----- Provided entries
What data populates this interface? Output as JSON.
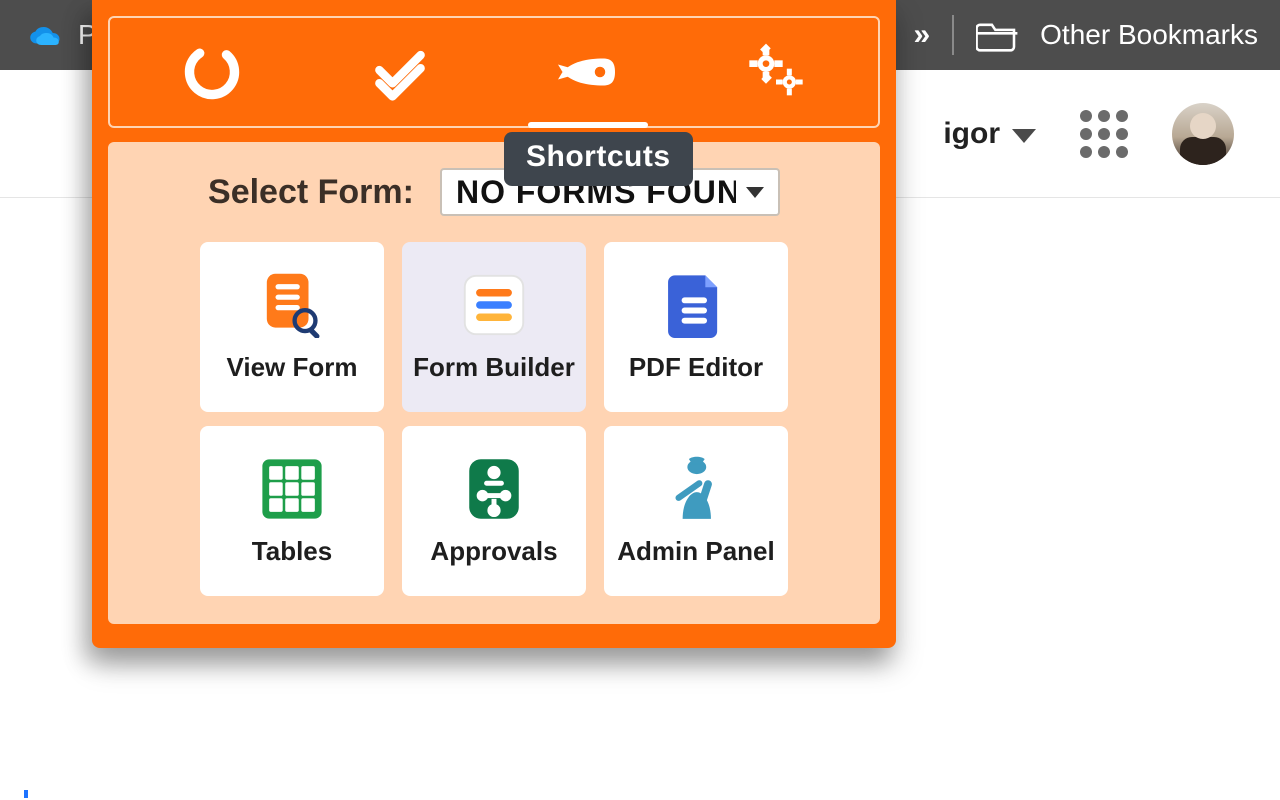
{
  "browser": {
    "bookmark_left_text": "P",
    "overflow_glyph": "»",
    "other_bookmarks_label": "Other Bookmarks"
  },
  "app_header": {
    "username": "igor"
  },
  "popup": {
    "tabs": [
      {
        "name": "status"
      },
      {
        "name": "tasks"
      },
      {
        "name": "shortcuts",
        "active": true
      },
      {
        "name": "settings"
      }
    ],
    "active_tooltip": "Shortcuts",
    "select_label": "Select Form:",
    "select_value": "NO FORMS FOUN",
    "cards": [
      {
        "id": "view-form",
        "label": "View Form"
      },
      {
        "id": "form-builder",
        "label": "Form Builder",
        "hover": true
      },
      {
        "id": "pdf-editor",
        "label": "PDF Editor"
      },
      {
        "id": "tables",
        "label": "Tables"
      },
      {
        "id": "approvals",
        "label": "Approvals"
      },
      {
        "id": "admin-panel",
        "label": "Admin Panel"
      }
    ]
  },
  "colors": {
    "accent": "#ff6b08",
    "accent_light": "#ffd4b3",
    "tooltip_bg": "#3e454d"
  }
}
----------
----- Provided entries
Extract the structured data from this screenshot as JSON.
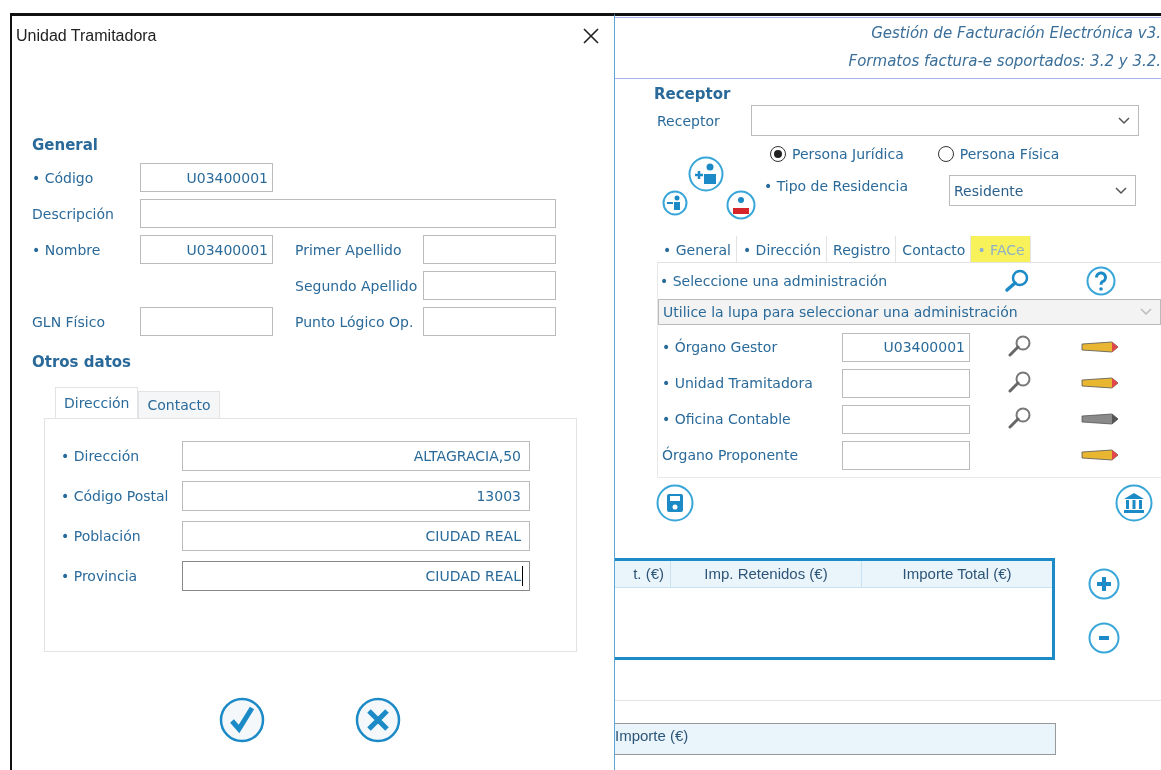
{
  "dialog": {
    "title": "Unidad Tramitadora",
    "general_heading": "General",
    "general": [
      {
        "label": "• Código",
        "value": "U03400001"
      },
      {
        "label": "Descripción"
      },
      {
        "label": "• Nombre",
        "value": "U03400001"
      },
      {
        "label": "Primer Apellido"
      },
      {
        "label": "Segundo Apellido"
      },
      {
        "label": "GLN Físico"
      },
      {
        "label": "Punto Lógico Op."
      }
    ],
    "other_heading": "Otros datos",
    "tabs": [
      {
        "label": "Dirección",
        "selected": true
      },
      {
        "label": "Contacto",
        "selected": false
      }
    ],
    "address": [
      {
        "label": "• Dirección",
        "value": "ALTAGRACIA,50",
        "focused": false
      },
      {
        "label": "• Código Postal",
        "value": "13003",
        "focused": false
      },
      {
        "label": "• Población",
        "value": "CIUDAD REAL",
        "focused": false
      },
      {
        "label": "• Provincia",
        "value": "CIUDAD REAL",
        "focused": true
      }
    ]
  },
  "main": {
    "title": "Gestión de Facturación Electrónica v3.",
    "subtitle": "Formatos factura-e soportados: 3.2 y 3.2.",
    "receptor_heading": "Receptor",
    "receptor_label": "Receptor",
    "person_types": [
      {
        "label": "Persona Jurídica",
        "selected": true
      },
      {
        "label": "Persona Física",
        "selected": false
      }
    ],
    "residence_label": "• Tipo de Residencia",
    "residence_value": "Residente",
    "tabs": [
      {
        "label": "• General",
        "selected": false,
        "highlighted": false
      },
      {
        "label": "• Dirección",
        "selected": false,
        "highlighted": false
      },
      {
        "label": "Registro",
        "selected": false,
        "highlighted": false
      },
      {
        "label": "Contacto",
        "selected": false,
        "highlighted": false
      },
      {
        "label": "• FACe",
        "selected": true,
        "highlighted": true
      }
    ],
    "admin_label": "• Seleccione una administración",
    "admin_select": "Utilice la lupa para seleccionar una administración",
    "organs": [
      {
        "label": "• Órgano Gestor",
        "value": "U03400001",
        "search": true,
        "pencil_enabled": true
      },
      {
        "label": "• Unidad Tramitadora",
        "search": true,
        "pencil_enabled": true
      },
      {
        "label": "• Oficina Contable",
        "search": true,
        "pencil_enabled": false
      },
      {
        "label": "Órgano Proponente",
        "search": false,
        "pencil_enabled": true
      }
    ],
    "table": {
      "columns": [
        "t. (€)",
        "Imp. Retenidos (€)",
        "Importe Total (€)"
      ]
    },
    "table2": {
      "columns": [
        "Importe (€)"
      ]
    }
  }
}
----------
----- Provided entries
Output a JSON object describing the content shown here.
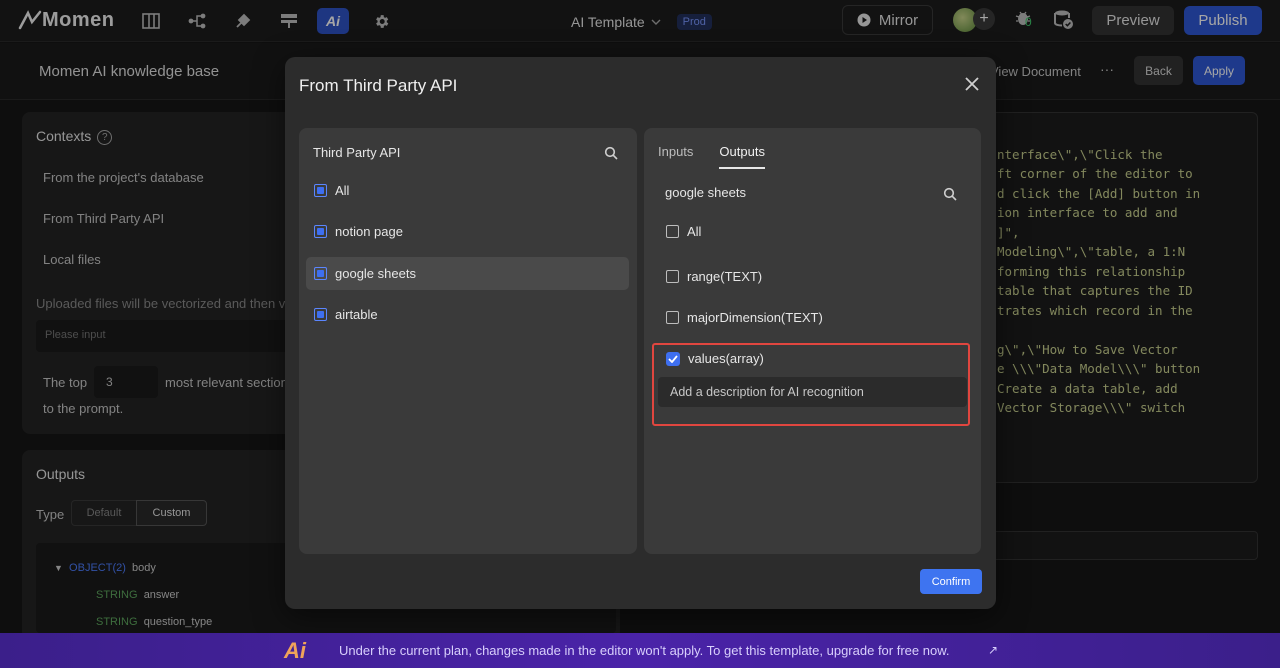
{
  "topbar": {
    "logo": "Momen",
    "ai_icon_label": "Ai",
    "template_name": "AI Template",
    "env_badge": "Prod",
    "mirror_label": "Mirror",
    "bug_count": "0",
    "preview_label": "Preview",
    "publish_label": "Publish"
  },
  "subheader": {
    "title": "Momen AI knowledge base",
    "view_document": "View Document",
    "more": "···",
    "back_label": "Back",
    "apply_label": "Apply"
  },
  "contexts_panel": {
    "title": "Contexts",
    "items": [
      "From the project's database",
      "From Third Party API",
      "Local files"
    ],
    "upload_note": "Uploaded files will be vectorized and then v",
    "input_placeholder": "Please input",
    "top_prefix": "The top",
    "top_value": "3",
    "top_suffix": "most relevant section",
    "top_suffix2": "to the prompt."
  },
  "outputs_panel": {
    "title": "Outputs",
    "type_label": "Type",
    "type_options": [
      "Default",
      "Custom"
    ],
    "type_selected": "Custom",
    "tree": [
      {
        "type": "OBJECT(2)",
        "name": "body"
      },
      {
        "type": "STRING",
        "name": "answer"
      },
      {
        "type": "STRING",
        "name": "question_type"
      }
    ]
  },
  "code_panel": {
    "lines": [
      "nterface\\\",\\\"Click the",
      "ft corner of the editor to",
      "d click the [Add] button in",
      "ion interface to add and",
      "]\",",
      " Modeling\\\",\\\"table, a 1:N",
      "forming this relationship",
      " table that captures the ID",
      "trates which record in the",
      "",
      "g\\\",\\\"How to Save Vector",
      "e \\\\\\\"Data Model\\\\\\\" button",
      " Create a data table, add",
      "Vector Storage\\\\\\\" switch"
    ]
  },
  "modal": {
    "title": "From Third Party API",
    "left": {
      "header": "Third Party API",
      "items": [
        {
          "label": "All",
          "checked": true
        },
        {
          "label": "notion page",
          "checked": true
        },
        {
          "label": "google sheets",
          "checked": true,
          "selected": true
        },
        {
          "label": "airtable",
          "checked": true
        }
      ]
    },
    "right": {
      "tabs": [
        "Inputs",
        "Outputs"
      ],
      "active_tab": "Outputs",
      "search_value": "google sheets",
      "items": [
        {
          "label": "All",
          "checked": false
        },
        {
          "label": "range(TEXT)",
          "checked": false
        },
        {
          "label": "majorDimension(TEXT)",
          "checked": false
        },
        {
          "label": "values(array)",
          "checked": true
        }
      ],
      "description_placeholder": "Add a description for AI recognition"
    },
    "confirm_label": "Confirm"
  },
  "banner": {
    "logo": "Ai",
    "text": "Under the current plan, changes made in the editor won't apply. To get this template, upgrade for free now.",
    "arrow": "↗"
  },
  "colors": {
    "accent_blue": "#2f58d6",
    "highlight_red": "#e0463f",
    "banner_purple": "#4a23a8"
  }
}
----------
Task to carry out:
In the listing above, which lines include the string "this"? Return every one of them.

Task result:
What data populates this interface? Output as JSON.
Extract the structured data from this screenshot as JSON.
      "forming this relationship",
    "text": "Under the current plan, changes made in the editor won't apply. To get this template, upgrade for free now.",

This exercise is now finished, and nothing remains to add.